Repeat each line of the material below exactly.

◆ RECORDS SUPPLIED
□ □ □

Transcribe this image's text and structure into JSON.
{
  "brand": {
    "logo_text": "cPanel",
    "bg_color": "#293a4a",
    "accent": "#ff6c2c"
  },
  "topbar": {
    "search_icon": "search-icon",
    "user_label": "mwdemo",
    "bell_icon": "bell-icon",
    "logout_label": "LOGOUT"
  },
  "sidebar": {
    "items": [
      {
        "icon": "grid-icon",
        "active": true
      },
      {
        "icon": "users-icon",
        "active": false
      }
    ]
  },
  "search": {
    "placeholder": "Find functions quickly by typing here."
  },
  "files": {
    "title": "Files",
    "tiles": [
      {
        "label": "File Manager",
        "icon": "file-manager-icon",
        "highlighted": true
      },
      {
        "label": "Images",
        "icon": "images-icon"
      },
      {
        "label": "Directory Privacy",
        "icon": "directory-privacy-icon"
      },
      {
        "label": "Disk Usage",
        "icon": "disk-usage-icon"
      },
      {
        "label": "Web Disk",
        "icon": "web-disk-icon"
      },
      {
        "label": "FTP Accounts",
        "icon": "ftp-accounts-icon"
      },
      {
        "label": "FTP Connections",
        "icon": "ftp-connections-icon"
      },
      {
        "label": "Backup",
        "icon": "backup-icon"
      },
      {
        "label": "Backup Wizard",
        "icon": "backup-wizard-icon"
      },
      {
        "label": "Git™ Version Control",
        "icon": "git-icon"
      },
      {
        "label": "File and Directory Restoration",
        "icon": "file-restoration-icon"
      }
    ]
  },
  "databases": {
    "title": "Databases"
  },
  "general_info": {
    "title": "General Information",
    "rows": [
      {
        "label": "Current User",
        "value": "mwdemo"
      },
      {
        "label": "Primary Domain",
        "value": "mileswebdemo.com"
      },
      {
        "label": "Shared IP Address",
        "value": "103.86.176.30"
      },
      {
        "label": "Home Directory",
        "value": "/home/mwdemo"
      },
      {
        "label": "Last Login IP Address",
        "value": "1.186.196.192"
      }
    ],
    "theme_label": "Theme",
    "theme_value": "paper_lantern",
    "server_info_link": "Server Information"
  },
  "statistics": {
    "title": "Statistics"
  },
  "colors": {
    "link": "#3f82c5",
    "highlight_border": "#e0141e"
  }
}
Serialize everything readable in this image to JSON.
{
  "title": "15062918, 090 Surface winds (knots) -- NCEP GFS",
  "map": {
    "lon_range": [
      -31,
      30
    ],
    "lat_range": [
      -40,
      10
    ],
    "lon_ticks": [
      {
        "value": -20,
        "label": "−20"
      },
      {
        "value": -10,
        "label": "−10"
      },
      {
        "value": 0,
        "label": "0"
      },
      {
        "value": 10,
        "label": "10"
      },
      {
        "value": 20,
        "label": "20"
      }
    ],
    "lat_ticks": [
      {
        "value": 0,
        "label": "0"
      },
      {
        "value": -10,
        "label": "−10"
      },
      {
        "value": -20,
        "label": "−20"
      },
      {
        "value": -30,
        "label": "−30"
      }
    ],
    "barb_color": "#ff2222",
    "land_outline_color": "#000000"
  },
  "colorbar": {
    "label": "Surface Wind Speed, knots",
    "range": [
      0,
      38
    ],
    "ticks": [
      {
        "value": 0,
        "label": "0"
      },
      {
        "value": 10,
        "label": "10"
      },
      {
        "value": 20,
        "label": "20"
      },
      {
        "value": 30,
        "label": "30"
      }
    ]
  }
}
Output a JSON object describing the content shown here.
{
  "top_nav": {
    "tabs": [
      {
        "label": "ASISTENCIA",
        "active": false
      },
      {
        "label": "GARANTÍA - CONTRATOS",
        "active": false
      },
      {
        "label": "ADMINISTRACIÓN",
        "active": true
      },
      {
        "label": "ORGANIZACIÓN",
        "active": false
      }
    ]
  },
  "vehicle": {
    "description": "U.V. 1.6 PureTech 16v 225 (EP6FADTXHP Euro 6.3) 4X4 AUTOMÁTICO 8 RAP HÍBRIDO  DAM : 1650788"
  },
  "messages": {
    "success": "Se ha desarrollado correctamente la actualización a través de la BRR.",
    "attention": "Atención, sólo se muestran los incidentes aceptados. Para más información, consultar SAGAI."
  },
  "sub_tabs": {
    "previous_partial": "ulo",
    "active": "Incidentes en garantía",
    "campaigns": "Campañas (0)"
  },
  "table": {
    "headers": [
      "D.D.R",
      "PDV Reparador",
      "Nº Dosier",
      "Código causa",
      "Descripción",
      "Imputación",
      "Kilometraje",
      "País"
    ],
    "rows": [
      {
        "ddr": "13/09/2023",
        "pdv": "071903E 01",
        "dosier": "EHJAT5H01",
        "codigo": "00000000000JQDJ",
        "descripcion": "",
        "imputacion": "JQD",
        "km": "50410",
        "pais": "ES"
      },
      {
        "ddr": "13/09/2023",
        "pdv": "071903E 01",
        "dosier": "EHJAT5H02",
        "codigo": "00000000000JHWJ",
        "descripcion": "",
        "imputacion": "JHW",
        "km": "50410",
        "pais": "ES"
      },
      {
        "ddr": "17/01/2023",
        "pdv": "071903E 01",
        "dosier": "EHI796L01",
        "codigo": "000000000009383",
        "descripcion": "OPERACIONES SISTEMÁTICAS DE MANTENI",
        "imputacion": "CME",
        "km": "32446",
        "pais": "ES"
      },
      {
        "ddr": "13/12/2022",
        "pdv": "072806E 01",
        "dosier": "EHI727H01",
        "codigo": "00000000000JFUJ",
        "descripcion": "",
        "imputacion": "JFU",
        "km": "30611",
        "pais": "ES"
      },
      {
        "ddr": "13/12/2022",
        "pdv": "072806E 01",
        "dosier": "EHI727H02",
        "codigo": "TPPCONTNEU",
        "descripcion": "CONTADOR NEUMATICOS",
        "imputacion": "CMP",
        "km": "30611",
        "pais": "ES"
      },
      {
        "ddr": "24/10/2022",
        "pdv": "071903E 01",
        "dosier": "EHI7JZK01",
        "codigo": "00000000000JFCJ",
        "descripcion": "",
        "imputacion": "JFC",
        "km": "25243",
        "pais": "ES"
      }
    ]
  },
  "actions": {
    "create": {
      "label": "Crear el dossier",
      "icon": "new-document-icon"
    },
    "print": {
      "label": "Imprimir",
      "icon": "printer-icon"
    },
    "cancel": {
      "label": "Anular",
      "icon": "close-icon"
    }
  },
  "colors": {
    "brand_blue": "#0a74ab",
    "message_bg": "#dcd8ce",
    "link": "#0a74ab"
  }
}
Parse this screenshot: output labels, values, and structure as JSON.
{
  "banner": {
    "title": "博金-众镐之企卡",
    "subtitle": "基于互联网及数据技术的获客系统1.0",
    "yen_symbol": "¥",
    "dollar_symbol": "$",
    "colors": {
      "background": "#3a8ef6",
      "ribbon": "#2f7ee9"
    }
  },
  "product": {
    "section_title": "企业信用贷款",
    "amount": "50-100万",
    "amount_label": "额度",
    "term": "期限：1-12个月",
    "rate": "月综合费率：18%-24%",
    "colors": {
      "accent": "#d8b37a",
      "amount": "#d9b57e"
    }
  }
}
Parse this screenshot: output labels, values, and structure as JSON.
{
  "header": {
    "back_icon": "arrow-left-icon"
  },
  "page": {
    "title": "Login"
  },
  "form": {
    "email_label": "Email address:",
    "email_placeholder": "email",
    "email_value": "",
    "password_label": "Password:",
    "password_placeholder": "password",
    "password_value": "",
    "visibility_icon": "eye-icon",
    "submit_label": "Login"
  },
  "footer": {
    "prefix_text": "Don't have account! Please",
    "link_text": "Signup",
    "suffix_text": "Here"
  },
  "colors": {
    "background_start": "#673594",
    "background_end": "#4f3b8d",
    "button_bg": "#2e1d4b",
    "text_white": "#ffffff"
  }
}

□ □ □

◆ WRITTEN REPLY
Transcribe this image's text and structure into JSON.
{
  "brand": {
    "logo_text": "cPanel",
    "bg_color": "#293a4a",
    "accent": "#ff6c2c"
  },
  "topbar": {
    "search_icon": "search-icon",
    "user_label": "mwdemo",
    "bell_icon": "bell-icon",
    "logout_label": "LOGOUT"
  },
  "sidebar": {
    "items": [
      {
        "icon": "grid-icon",
        "active": true
      },
      {
        "icon": "users-icon",
        "active": false
      }
    ]
  },
  "search": {
    "placeholder": "Find functions quickly by typing here."
  },
  "files": {
    "title": "Files",
    "tiles": [
      {
        "label": "File Manager",
        "icon": "file-manager-icon",
        "highlighted": true
      },
      {
        "label": "Images",
        "icon": "images-icon"
      },
      {
        "label": "Directory Privacy",
        "icon": "directory-privacy-icon"
      },
      {
        "label": "Disk Usage",
        "icon": "disk-usage-icon"
      },
      {
        "label": "Web Disk",
        "icon": "web-disk-icon"
      },
      {
        "label": "FTP Accounts",
        "icon": "ftp-accounts-icon"
      },
      {
        "label": "FTP Connections",
        "icon": "ftp-connections-icon"
      },
      {
        "label": "Backup",
        "icon": "backup-icon"
      },
      {
        "label": "Backup Wizard",
        "icon": "backup-wizard-icon"
      },
      {
        "label": "Git™ Version Control",
        "icon": "git-icon"
      },
      {
        "label": "File and Directory Restoration",
        "icon": "file-restoration-icon"
      }
    ]
  },
  "databases": {
    "title": "Databases"
  },
  "general_info": {
    "title": "General Information",
    "rows": [
      {
        "label": "Current User",
        "value": "mwdemo"
      },
      {
        "label": "Primary Domain",
        "value": "mileswebdemo.com"
      },
      {
        "label": "Shared IP Address",
        "value": "103.86.176.30"
      },
      {
        "label": "Home Directory",
        "value": "/home/mwdemo"
      },
      {
        "label": "Last Login IP Address",
        "value": "1.186.196.192"
      }
    ],
    "theme_label": "Theme",
    "theme_value": "paper_lantern",
    "server_info_link": "Server Information"
  },
  "statistics": {
    "title": "Statistics"
  },
  "colors": {
    "link": "#3f82c5",
    "highlight_border": "#e0141e"
  }
}
Serialize everything readable in this image to JSON.
{
  "title": "15062918, 090 Surface winds (knots) -- NCEP GFS",
  "map": {
    "lon_range": [
      -31,
      30
    ],
    "lat_range": [
      -40,
      10
    ],
    "lon_ticks": [
      {
        "value": -20,
        "label": "−20"
      },
      {
        "value": -10,
        "label": "−10"
      },
      {
        "value": 0,
        "label": "0"
      },
      {
        "value": 10,
        "label": "10"
      },
      {
        "value": 20,
        "label": "20"
      }
    ],
    "lat_ticks": [
      {
        "value": 0,
        "label": "0"
      },
      {
        "value": -10,
        "label": "−10"
      },
      {
        "value": -20,
        "label": "−20"
      },
      {
        "value": -30,
        "label": "−30"
      }
    ],
    "barb_color": "#ff2222",
    "land_outline_color": "#000000"
  },
  "colorbar": {
    "label": "Surface Wind Speed, knots",
    "range": [
      0,
      38
    ],
    "ticks": [
      {
        "value": 0,
        "label": "0"
      },
      {
        "value": 10,
        "label": "10"
      },
      {
        "value": 20,
        "label": "20"
      },
      {
        "value": 30,
        "label": "30"
      }
    ]
  }
}
Output a JSON object describing the content shown here.
{
  "top_nav": {
    "tabs": [
      {
        "label": "ASISTENCIA",
        "active": false
      },
      {
        "label": "GARANTÍA - CONTRATOS",
        "active": false
      },
      {
        "label": "ADMINISTRACIÓN",
        "active": true
      },
      {
        "label": "ORGANIZACIÓN",
        "active": false
      }
    ]
  },
  "vehicle": {
    "description": "U.V. 1.6 PureTech 16v 225 (EP6FADTXHP Euro 6.3) 4X4 AUTOMÁTICO 8 RAP HÍBRIDO  DAM : 1650788"
  },
  "messages": {
    "success": "Se ha desarrollado correctamente la actualización a través de la BRR.",
    "attention": "Atención, sólo se muestran los incidentes aceptados. Para más información, consultar SAGAI."
  },
  "sub_tabs": {
    "previous_partial": "ulo",
    "active": "Incidentes en garantía",
    "campaigns": "Campañas (0)"
  },
  "table": {
    "headers": [
      "D.D.R",
      "PDV Reparador",
      "Nº Dosier",
      "Código causa",
      "Descripción",
      "Imputación",
      "Kilometraje",
      "País"
    ],
    "rows": [
      {
        "ddr": "13/09/2023",
        "pdv": "071903E 01",
        "dosier": "EHJAT5H01",
        "codigo": "00000000000JQDJ",
        "descripcion": "",
        "imputacion": "JQD",
        "km": "50410",
        "pais": "ES"
      },
      {
        "ddr": "13/09/2023",
        "pdv": "071903E 01",
        "dosier": "EHJAT5H02",
        "codigo": "00000000000JHWJ",
        "descripcion": "",
        "imputacion": "JHW",
        "km": "50410",
        "pais": "ES"
      },
      {
        "ddr": "17/01/2023",
        "pdv": "071903E 01",
        "dosier": "EHI796L01",
        "codigo": "000000000009383",
        "descripcion": "OPERACIONES SISTEMÁTICAS DE MANTENI",
        "imputacion": "CME",
        "km": "32446",
        "pais": "ES"
      },
      {
        "ddr": "13/12/2022",
        "pdv": "072806E 01",
        "dosier": "EHI727H01",
        "codigo": "00000000000JFUJ",
        "descripcion": "",
        "imputacion": "JFU",
        "km": "30611",
        "pais": "ES"
      },
      {
        "ddr": "13/12/2022",
        "pdv": "072806E 01",
        "dosier": "EHI727H02",
        "codigo": "TPPCONTNEU",
        "descripcion": "CONTADOR NEUMATICOS",
        "imputacion": "CMP",
        "km": "30611",
        "pais": "ES"
      },
      {
        "ddr": "24/10/2022",
        "pdv": "071903E 01",
        "dosier": "EHI7JZK01",
        "codigo": "00000000000JFCJ",
        "descripcion": "",
        "imputacion": "JFC",
        "km": "25243",
        "pais": "ES"
      }
    ]
  },
  "actions": {
    "create": {
      "label": "Crear el dossier",
      "icon": "new-document-icon"
    },
    "print": {
      "label": "Imprimir",
      "icon": "printer-icon"
    },
    "cancel": {
      "label": "Anular",
      "icon": "close-icon"
    }
  },
  "colors": {
    "brand_blue": "#0a74ab",
    "message_bg": "#dcd8ce",
    "link": "#0a74ab"
  }
}
Parse this screenshot: output labels, values, and structure as JSON.
{
  "banner": {
    "title": "博金-众镐之企卡",
    "subtitle": "基于互联网及数据技术的获客系统1.0",
    "yen_symbol": "¥",
    "dollar_symbol": "$",
    "colors": {
      "background": "#3a8ef6",
      "ribbon": "#2f7ee9"
    }
  },
  "product": {
    "section_title": "企业信用贷款",
    "amount": "50-100万",
    "amount_label": "额度",
    "term": "期限：1-12个月",
    "rate": "月综合费率：18%-24%",
    "colors": {
      "accent": "#d8b37a",
      "amount": "#d9b57e"
    }
  }
}
Parse this screenshot: output labels, values, and structure as JSON.
{
  "header": {
    "back_icon": "arrow-left-icon"
  },
  "page": {
    "title": "Login"
  },
  "form": {
    "email_label": "Email address:",
    "email_placeholder": "email",
    "email_value": "",
    "password_label": "Password:",
    "password_placeholder": "password",
    "password_value": "",
    "visibility_icon": "eye-icon",
    "submit_label": "Login"
  },
  "footer": {
    "prefix_text": "Don't have account! Please",
    "link_text": "Signup",
    "suffix_text": "Here"
  },
  "colors": {
    "background_start": "#673594",
    "background_end": "#4f3b8d",
    "button_bg": "#2e1d4b",
    "text_white": "#ffffff"
  }
}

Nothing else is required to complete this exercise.